It seems we have lots of unfinished business in our nation. Each time issues from the past are raised there is a lot of resistance to deal with them. There is Gukurahundi, Operation Murambatsvina and election violence. These have been landmarks that have left many people bruised in many ways. The way we seem to have dealt with these is to silence people even by using force. This does not work.

Posa has come in handy to control the feelings of people. This approach is even worse because it does not solve anything. Instead the anger of the people is bottled up. We had done well to introduce the Organ on National Healing and Reconciliation. Unfortunately those in charge have also been the subject of harassment.

One of the ministry’s top guys Mzila-Ndlovu was humiliated to the extent of being made to appear in court in leg irons. Treating Father Mkandla in a similar way did not augur well for the nation. Some people have to apologise.

What has gone wrong?

While the idea of the above organ is very noble, it maybe that there is no longer any trust in the whole exercise. Then why did it come about? No one would advise government to disband the organ but to look again at the whole issue from another angle.

The business of healing and reconciliation has to be done by faith-based groups, traditional leaders and those experts who have the know-how. There is nothing wrong with learning from others who have gone through similar processes, like South Africa and others across the globe.

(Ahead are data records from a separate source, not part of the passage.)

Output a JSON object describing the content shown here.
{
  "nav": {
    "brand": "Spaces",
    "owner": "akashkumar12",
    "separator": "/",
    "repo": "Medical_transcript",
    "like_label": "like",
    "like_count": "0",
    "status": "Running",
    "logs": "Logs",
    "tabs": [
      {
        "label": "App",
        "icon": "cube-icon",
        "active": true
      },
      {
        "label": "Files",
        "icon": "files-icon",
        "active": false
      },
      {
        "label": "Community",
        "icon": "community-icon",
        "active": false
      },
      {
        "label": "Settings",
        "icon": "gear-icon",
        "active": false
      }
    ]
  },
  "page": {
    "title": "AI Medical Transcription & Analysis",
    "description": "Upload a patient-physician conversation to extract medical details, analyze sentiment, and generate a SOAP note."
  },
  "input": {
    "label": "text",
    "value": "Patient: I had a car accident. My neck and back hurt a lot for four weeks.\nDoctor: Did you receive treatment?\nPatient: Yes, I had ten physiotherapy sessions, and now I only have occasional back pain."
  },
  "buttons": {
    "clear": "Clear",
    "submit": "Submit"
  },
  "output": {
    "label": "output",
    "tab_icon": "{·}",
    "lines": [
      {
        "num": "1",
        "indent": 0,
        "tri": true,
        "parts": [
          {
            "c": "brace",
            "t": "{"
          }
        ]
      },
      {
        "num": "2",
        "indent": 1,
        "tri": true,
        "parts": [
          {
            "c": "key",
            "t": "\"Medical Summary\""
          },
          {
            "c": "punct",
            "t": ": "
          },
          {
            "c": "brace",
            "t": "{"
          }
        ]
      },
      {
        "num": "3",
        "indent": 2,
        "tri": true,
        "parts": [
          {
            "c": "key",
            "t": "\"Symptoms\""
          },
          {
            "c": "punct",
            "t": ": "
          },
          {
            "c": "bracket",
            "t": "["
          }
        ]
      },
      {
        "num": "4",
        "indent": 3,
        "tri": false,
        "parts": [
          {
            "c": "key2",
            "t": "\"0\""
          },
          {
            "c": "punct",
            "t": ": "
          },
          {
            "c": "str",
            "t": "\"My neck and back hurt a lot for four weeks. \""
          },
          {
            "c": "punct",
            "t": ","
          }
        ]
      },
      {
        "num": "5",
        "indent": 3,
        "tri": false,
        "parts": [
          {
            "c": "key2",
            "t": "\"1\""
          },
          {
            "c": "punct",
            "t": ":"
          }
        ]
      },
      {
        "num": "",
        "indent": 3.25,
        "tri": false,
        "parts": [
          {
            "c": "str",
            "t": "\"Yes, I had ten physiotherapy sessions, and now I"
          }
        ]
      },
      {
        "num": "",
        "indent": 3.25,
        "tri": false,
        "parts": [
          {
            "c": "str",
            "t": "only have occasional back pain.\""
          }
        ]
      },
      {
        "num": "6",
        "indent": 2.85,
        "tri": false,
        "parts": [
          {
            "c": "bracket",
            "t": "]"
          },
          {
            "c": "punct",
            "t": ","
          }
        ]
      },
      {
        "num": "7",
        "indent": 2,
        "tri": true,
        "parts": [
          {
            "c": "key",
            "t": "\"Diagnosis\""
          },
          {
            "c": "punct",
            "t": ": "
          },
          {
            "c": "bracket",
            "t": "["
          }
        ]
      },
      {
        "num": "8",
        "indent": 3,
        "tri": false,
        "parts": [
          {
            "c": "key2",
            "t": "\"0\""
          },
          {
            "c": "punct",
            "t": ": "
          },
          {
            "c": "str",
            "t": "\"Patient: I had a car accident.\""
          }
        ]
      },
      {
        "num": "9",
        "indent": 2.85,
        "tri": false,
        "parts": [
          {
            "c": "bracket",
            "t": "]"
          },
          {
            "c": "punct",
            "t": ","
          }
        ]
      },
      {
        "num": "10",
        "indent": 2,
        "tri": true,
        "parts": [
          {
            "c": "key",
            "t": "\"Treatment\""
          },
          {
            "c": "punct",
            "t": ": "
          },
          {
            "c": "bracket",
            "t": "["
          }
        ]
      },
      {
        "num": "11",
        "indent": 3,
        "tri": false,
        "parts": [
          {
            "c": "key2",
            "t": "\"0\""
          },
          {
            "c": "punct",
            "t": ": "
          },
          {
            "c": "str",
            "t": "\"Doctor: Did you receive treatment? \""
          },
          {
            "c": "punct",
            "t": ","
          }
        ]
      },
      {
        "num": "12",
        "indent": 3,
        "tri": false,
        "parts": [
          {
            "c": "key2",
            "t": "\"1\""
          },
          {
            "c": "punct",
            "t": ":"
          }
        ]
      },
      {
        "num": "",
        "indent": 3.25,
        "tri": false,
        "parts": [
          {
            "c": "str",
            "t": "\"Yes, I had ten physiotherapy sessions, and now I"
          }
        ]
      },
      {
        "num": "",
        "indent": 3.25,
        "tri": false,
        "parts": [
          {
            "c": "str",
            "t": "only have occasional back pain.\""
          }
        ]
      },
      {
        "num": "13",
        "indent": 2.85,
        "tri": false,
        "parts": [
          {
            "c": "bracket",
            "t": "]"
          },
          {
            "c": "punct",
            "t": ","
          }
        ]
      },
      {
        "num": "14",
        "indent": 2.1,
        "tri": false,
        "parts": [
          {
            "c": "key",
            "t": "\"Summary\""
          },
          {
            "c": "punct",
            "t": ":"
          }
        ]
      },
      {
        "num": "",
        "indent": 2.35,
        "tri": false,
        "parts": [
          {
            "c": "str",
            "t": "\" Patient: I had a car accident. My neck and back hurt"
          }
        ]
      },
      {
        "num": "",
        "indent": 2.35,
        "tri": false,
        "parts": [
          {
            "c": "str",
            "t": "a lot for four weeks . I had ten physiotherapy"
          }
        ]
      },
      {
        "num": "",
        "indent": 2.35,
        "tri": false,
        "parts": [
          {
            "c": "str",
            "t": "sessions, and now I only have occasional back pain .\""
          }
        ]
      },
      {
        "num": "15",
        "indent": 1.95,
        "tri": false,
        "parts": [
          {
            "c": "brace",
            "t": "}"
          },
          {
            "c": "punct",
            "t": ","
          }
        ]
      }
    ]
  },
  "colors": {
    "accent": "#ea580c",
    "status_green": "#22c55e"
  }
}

We now seem to be experts of piling-up issues that are very difficult to deal with in the future. Is it not time we learnt to trust those we give tasks so that they are free to exercise their talents and we support them in all their endeavours.

Most of our national events have been turned into partisan platforms where people who think differently are scolded. Funerals have been turned into political rallies.

Would it be out of place or very belated to suggest that we introduce what one would call “friendship rallies”. National galas have been turned into music lover’s pungwes and not many serious people would spend the whole night in such circumstances.

Friendship rallies would be organised by leaders from across the political divide. No political party would be allowed to monopolise them. The leaders of parties would then be invited to come and address these rallies and sell their ideas. This will put to end all the rivalry that has been the order of the day. Our greatest enemy is the antagonistic camps we have created. But we can control them by bringing people together and sharing ideas.

Rev Dr Levee Kadenge